Fraxinus angustifolia is a Deciduous Tree up to 25.00 metres tall.
It has edible uses.
S. Europe, N. Africa, W. Asia,
Mostly dryish rocky places in macchie, deciduous scrub or in pine and mixed forest, 650 - 1700 metres in Turkey[
Prefers a deep loamy soil, even if it is on the heavy side[
]. Most members of this genus are gross feeders and require a rich soil[
]. Plants succeed when growing in exposed positions[
] and also in alkaline soils[
]. They tolerate atmospheric pollution[
Quite cold-hardy when dormant, the young growth in spring, even on mature plants, is frost-tender and so it is best to grow the plants in a position sheltered from the early morning sun[
This species is closely related to F. excelsior[
A very ornamental tree[
], there are several named forms, selected for their ornamental value[
This species might be dioecious, in which case male and female plants must be grown if seed is required.
The fruit is used as a condiment[
The seed is best harvested green - as soon as it is fully developed but before it has fully dried on the tree - and can then be sown immediately in a cold frame[
]. It usually germinates in the spring[
]. Stored seed requires a period of cold stratification and is best sown as soon as possible in a cold frame[
]. Prick out the seedlings into individual pots when they are large enough to handle and grow them on in a cold frame for their first winter. Plant them out into their permanent positions or a nursery bed in late spring or early summer of the following year.

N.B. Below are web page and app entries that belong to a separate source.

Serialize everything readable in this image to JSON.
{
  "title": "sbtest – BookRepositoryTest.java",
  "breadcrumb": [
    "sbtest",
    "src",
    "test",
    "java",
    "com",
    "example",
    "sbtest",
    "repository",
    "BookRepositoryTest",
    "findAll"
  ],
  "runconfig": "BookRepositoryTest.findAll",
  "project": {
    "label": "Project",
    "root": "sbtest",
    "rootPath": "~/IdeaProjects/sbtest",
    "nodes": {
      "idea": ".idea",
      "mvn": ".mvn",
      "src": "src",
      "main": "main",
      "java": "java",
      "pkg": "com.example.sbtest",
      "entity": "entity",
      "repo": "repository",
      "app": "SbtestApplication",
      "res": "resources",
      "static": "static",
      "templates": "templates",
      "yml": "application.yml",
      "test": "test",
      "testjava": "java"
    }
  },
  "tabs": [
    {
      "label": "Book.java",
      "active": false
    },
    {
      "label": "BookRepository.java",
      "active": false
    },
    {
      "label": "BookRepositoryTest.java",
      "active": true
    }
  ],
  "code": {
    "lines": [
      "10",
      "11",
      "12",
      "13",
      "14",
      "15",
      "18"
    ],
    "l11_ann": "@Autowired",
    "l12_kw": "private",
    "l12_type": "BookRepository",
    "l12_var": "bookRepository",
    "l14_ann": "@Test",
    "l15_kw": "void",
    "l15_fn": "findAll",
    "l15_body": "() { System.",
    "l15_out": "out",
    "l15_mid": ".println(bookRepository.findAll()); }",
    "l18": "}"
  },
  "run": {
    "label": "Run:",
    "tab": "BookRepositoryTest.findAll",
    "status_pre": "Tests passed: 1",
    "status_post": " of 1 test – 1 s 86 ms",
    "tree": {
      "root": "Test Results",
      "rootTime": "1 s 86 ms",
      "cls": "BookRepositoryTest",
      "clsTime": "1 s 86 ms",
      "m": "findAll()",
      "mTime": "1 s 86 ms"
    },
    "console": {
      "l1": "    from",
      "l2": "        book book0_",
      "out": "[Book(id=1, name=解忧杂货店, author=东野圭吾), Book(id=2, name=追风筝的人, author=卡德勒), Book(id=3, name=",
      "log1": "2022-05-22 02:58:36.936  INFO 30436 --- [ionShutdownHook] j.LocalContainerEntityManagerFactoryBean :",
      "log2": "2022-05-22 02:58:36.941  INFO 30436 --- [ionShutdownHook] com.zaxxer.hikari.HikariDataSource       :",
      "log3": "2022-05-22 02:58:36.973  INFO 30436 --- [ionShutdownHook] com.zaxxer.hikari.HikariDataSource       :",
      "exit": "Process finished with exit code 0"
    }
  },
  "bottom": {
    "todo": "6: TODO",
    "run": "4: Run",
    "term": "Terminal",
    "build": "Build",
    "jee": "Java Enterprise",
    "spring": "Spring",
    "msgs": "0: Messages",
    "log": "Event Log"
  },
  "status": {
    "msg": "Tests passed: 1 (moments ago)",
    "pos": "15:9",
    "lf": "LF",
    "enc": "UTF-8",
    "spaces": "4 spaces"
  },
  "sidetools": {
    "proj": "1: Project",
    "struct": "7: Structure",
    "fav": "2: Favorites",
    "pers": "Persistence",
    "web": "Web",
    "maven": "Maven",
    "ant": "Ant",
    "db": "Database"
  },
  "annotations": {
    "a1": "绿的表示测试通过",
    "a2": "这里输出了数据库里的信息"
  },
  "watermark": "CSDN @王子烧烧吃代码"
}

If you have sufficient seed then it is possible to sow it directly into an outdoor seedbed, preferably in the autumn. Grow the seedlings on in the seedbed for 2 years before transplanting either to their permanent positions or to nursery beds.